    Grey, it's a stretch but I don't think it's libellous. I don't think what he's involved in here is good though. It is a corrupted part of the game, whether it's within the rule or not.

    And there is a conflict of interest between rules set by the FA, which are fair imo, and their most high-profile employee calling those rules ridiculous.

    Sam was wrong but not criminal. The Telegraph have sensationalised the story - because they're trying to set up newspaper sales after investing in an investigation - but have not been libellous.
  • MrsGrey said:

    But did he get paid for offering this advice (if advice it really is)?

    Doesn't really affect the meaning of the headline. If I put my car up for sale, it's still for sale whether someone buys it or not.
    I disagree with your interpretation, outcast.

    The fact that in addition to his work for the FA, he was considering doing some other work for somebody else on 4 other occasions doesn't mean they 'own' him.

    I think saying someone is 'for sale' has implications that will be clearly be understood.

    As for your example of a car, let's run with it... the deal you are prepared to enter into when it's 'for sale' is that once sold, somebody owns it in its entirity. It is their property.

    Clearly the deal here (which was on the table, although not finalised) was not the same. And the Telegraph are implying that it was. (In my opinion, anyway.)

    Whether that implication is enough to make it fall foul of the libel laws, maybe not (only a court could decide, obviously) but I think Sam would have a reasonable case: they published something that defame someone in a way that causes them loss in their profession, or causes a reasonable person to think worse of him.
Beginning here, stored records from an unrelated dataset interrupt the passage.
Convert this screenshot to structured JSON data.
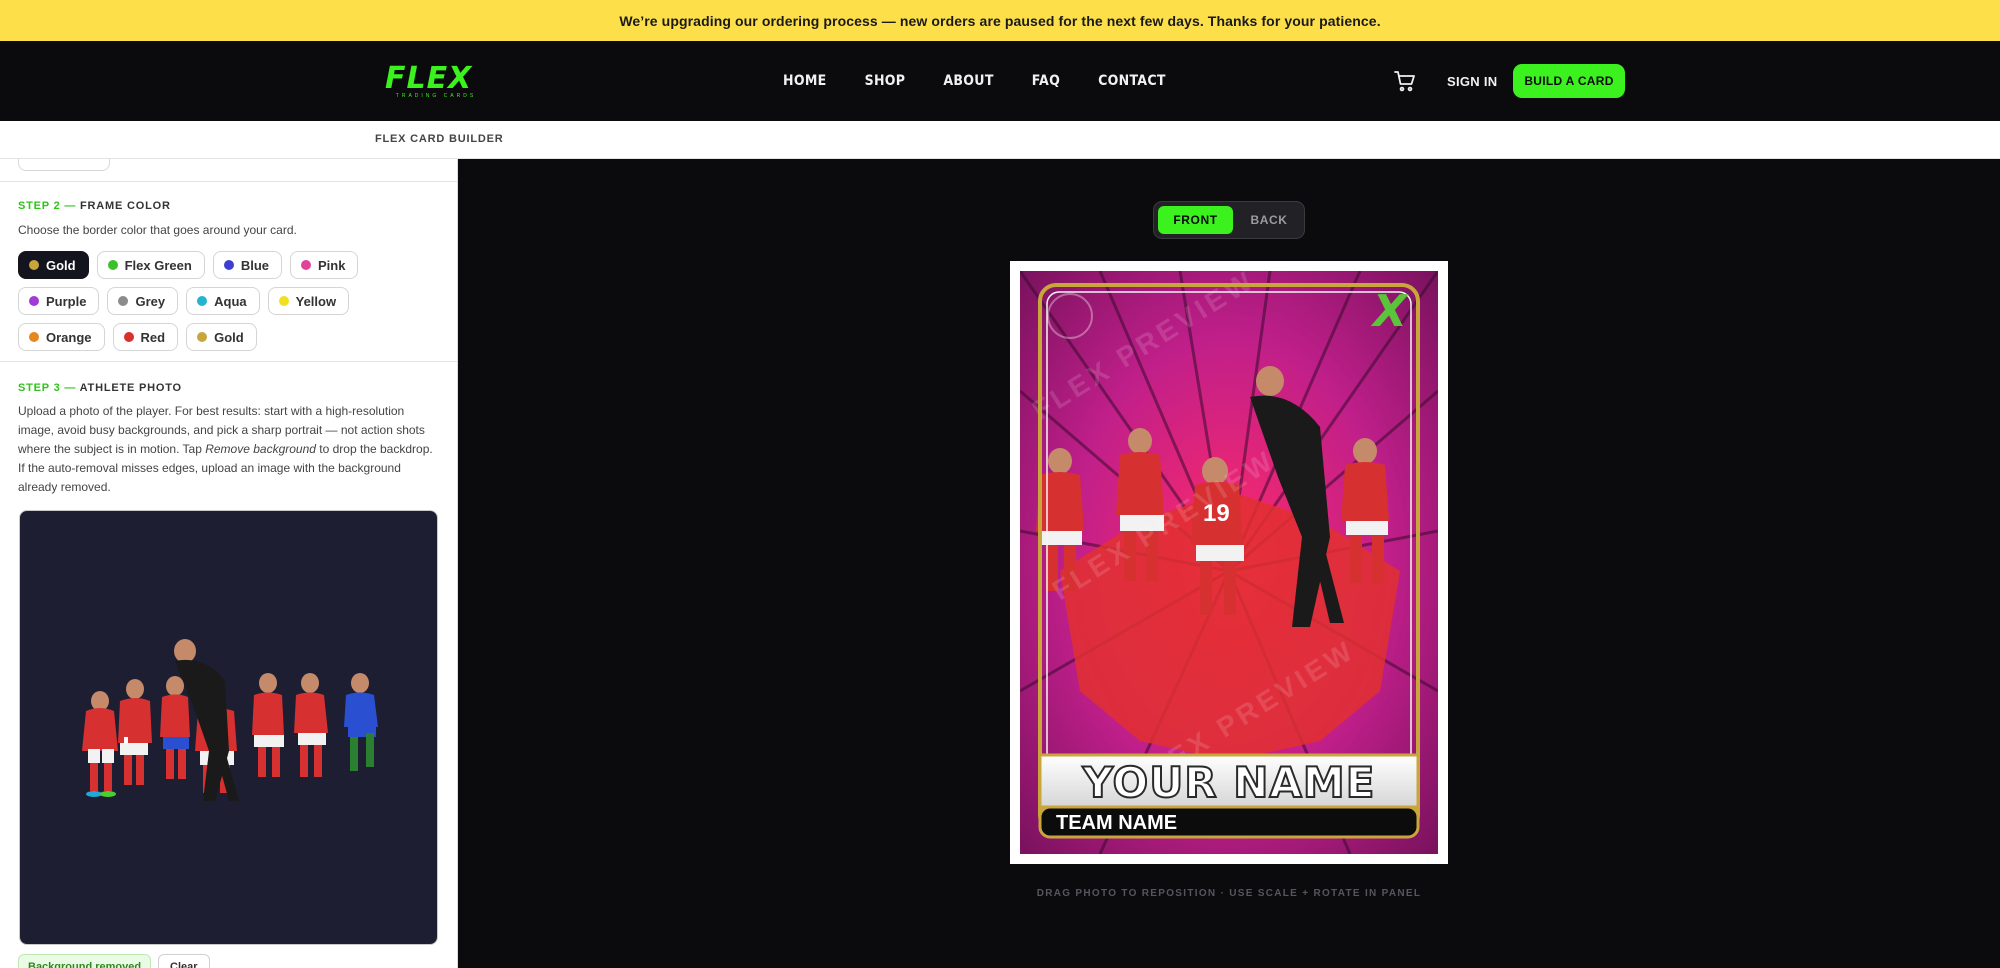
{
  "announcement": "We’re upgrading our ordering process — new orders are paused for the next few days. Thanks for your patience.",
  "header": {
    "logo_text": "FLEX",
    "logo_subtext": "TRADING CARDS",
    "nav": [
      "HOME",
      "SHOP",
      "ABOUT",
      "FAQ",
      "CONTACT"
    ],
    "cart_icon": "shopping-cart-icon",
    "signin_label": "SIGN IN",
    "build_label": "BUILD A CARD"
  },
  "subbar": {
    "title": "FLEX CARD BUILDER"
  },
  "step2": {
    "number": "STEP 2 —",
    "title": "FRAME COLOR",
    "description": "Choose the border color that goes around your card.",
    "selected": "Gold",
    "colors": [
      {
        "label": "Gold",
        "hex": "#c9a63c"
      },
      {
        "label": "Flex Green",
        "hex": "#3cc02a"
      },
      {
        "label": "Blue",
        "hex": "#3f3fcf"
      },
      {
        "label": "Pink",
        "hex": "#e0449a"
      },
      {
        "label": "Purple",
        "hex": "#a13ad6"
      },
      {
        "label": "Grey",
        "hex": "#8c8c8c"
      },
      {
        "label": "Aqua",
        "hex": "#23b4cf"
      },
      {
        "label": "Yellow",
        "hex": "#f0e020"
      },
      {
        "label": "Orange",
        "hex": "#e8861e"
      },
      {
        "label": "Red",
        "hex": "#d9302b"
      },
      {
        "label": "Gold",
        "hex": "#c9a63c"
      }
    ]
  },
  "step3": {
    "number": "STEP 3 —",
    "title": "ATHLETE PHOTO",
    "desc_before": "Upload a photo of the player. For best results: start with a high-resolution image, avoid busy backgrounds, and pick a sharp portrait — not action shots where the subject is in motion. Tap ",
    "desc_em": "Remove background",
    "desc_after": " to drop the backdrop. If the auto-removal misses edges, upload an image with the background already removed.",
    "badge": "Background removed",
    "clear_label": "Clear"
  },
  "preview": {
    "front_label": "FRONT",
    "back_label": "BACK",
    "active_side": "FRONT",
    "card_name": "YOUR NAME",
    "team_name": "TEAM NAME",
    "watermark": "FLEX PREVIEW",
    "hint": "DRAG PHOTO TO REPOSITION · USE SCALE + ROTATE IN PANEL"
  },
  "colors": {
    "accent": "#3cf21e",
    "announce_bg": "#fddf4a",
    "frame_gold": "#c9a63c",
    "card_bg": "#b0268f"
  }
}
    I will, in any case, watch developments with interest. (And read the full transcript when have a chance).
  • For hire or for sale is splitting hairs imo.

    He was prepared to attend the meetings for £100k a pop. He is prepared to sell his knowledge. He can't ask for it back in a months time and tell them they can't use it any longer as in car hire.

    Nothing libellous in the headline at all.
  • stitched up imo.
  • SCHB
    What he said about Roy and Neville was probably spot on, it's just that very few would have the guts to say it.
    Slaven; I would say it to you and you have essentially said it to us. Why is Sam so brave for saying it to a bunch of businessmen in a bar in Asia?

    Well, he's effectively said it to the FA now.
  • Herb

    I disagree that it is splitting hairs; I think the difference is important.

    For me there is a clear distinction in the idea that someone is 'for sale' and someone is 'for hire'.

    'For sale' has clearly negative connotations that I believe the Telegraph wanted to convey, mostly because their story failed to contain the juicy bits I believe they were hoping to find.
Sign In or Register to comment.